### Exercise prompt
From the entries below, gather every line containing the string "emoji".

### Data for processing
────────────────────

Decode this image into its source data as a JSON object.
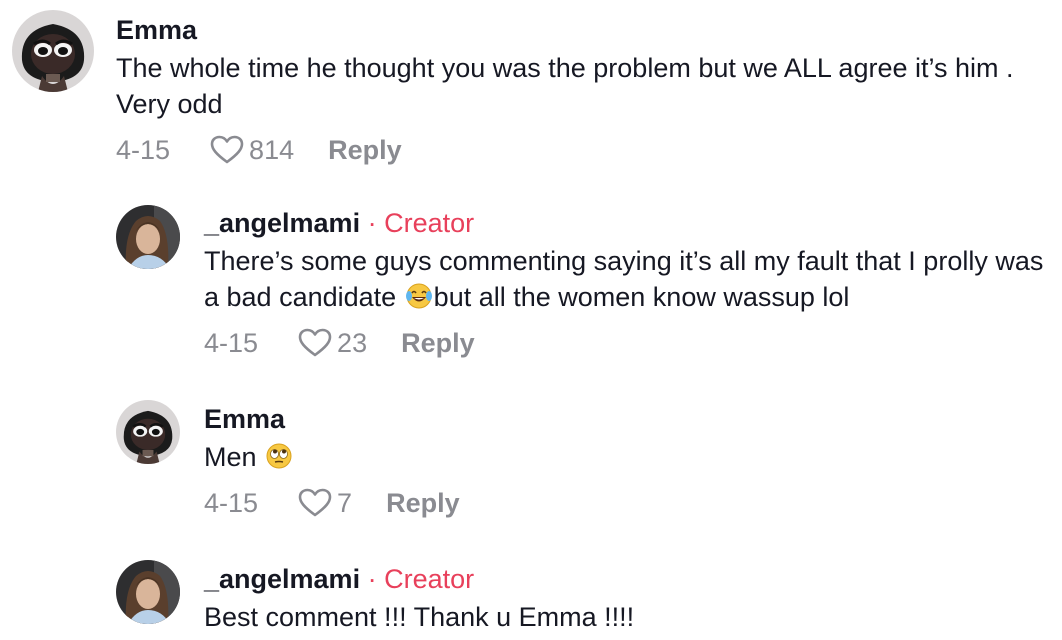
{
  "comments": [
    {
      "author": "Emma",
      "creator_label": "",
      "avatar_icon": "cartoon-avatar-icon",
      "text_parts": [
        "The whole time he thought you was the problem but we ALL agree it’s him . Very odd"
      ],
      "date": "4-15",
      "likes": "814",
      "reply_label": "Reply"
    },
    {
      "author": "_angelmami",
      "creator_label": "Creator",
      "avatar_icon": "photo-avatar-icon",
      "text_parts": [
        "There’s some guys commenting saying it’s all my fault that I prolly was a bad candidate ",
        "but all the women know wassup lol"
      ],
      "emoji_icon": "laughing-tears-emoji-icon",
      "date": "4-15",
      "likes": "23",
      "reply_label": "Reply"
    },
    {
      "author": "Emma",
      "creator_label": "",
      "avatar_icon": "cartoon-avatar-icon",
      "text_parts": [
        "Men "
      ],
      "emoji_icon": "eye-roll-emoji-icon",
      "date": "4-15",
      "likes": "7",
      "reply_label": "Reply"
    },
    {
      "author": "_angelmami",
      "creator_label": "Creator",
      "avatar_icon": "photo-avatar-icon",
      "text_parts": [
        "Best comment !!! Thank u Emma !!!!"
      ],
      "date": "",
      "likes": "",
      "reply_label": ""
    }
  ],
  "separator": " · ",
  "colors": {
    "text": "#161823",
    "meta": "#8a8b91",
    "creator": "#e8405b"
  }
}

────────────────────

### Answer to this task
      "emoji_icon": "laughing-tears-emoji-icon",
      "emoji_icon": "eye-roll-emoji-icon",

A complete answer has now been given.